But surely people are just taking more food because they feel hungry? Think again. One simple but startling study by the Cornell University team involved a bottomless soup bowl that secretly refilled from under the table as people ate. Study participants were brought in for what they thought was a free lunch of soup. According to Wansink, those with re-fillable bowls ate over 70% more soup, but did not report feeling any more full or satisfied. The more startling finding was that only two out of 62 participants realised the soup was being refilled. The majority responded with – how could they feel full when they still had half a bowl of soup left? It seems that many of us have lost the art of eating to appetite satisfaction or intuitively. So what’s the solution to this modern day dilemma?
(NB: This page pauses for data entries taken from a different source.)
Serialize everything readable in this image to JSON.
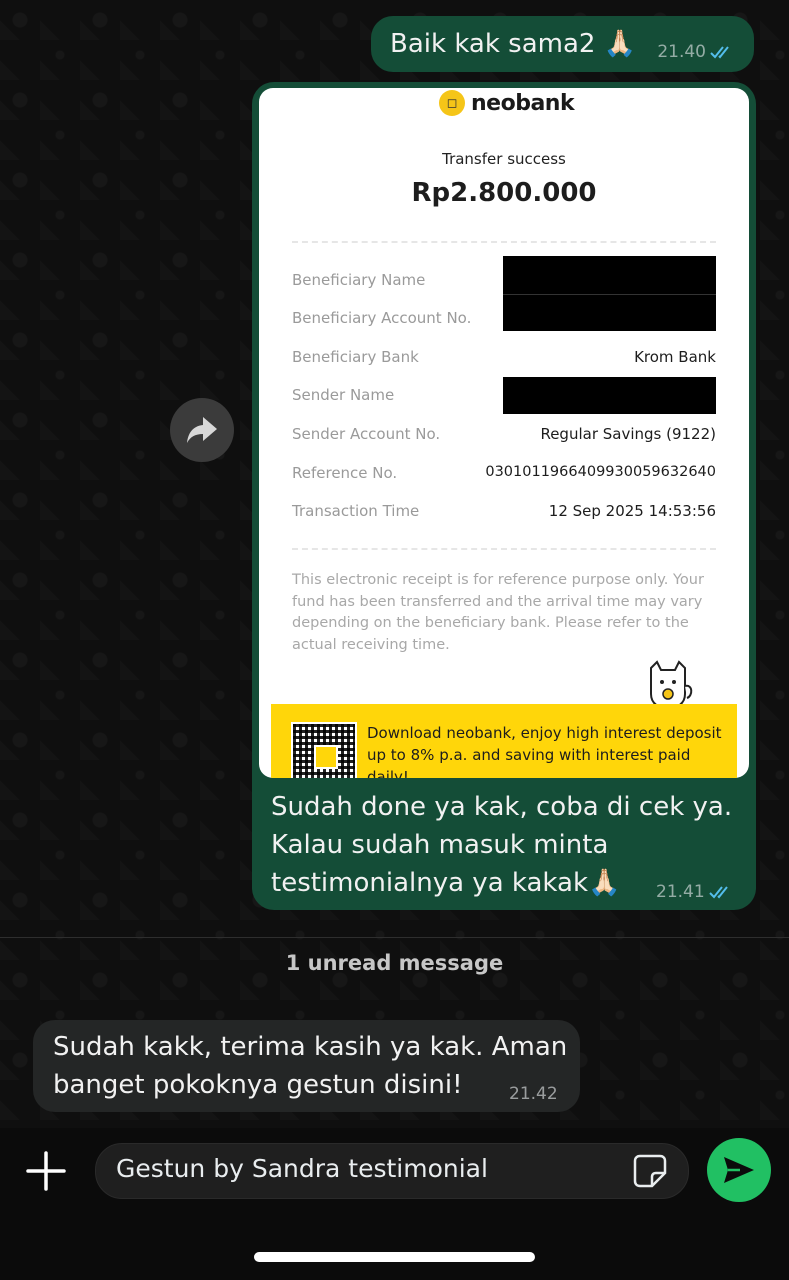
{
  "messages": {
    "out1": {
      "text": "Baik kak sama2 🙏🏻",
      "time": "21.40"
    },
    "out2": {
      "lines": [
        "Sudah done ya kak, coba di cek ya.",
        "Kalau sudah masuk minta",
        "testimonialnya ya kakak🙏🏻"
      ],
      "time": "21.41"
    },
    "in1": {
      "lines": [
        "Sudah kakk, terima kasih ya kak. Aman",
        "banget pokoknya gestun disini!"
      ],
      "time": "21.42"
    }
  },
  "receipt": {
    "logo": "neobank",
    "status": "Transfer success",
    "amount": "Rp2.800.000",
    "rows": [
      {
        "label": "Beneficiary Name",
        "value": ""
      },
      {
        "label": "Beneficiary Account No.",
        "value": ""
      },
      {
        "label": "Beneficiary Bank",
        "value": "Krom Bank"
      },
      {
        "label": "Sender Name",
        "value": ""
      },
      {
        "label": "Sender Account No.",
        "value": "Regular Savings (9122)"
      },
      {
        "label": "Reference No.",
        "value": "03010119664099300596326​40"
      },
      {
        "label": "Transaction Time",
        "value": "12 Sep 2025 14:53:56"
      }
    ],
    "note": "This electronic receipt is for reference purpose only. Your fund has been transferred and the arrival time may vary depending on the beneficiary bank. Please refer to the actual receiving time.",
    "banner": "Download neobank, enjoy high interest deposit up to 8% p.a. and saving with interest paid daily!"
  },
  "divider": {
    "unread": "1 unread message"
  },
  "composer": {
    "input_value": "Gestun by Sandra testimonial"
  },
  "colors": {
    "outgoing": "#144d37",
    "incoming": "#242626",
    "send": "#21c063",
    "ticks": "#53bdeb",
    "banner": "#ffd60a"
  },
  "icons": [
    "forward-icon",
    "plus-icon",
    "sticker-icon",
    "send-icon",
    "double-check-icon"
  ]
}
Pouring cartoon
Reproduced with permission from Dr Brian Wansink, Director – Cornell Food & Brand Lab

‘Change your plate first. Change your habits later,’ says Wansink: In other words, start by assessing and changing your portion and crockery sizes at home, while you work at re-harnessing your hunger cues, slowing down your eating habits and eating mindfully. Here are some great tips to get you started tackling portion distortion:

  • Downsize your dinner plates from (rim to rim) 12in (30cm) to 10 in (25cm) tops. Plates with a colorful rim shrink the space to be plated with food.
  • Keep a measuring cup in your breakfast cereal canister so you are not tempted to over pour.
  • Switch to tall, thin glasses rather than squat glasses to give the illusion of more volume.
  • Use a retractable spaghetti measure to cook just the right amount for each person.
  • Pay extra attention when pouring drinks too. Such as drawing an imaginary line on that 5fl oz (150ml) mark on your wine glass.

Find out how to take the small plate challenge HERE.

To further illustrate how you need to take caution with portions, check out this video of my crockery and glassware at home HERE.

Emma Stirling is an Accredited Practising Dietitian and health writer with over ten years experience writing for major publications. She is editor of The Scoop on Nutrition – a blog by expert dietitians. Check it out or subscribe for hot news bites and a healthy serve of what’s in flavour.